I've got a few buddies who either have the 85/1.2, 135/2, or 200/2, and I just think "what are you doing???" They claim those lenses are great for background separation. You know what else is? ANY lens and a knowledge of composition. I saved so much money, and weight, by going with the 70-200 f4, which is also my most expensive lens. You can tell it eats at my friends' hearts that I am taking better photos with gear that is not high end. But as they always say, a great photographer can take a better photo with an iPhone than a shitty photographer with the best SLR.

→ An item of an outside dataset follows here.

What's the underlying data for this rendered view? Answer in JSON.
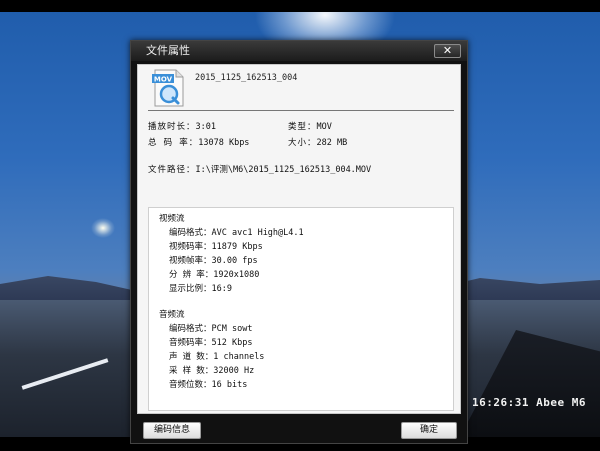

I urge you, because I used to be in the same position of lust for that amazing-bokeh lens as you, to reconsider. You have the potential to save so much money, which will increase what you can spend on other things. Not having spent thousands upon thousands (or even tens of thousands) on gear has allowed me to travel much more (which in itself is a lot of fun, whether it be traveling locally, nationally, or even internationally), practice photography more, and just enjoy life more.
Think about it this way. You'd be paying thousands more in order to take pictures where less and less stuff is in focus. Yes, I know that it is a fantastically sharp lens , but let's not kid ourselves about to the real reason most people lust after the lens. Super thin DOF/background separation.
^ I agree... The 300 II has some incredible bokeh!Nice examples! The bokeh on the lizard shot is insane!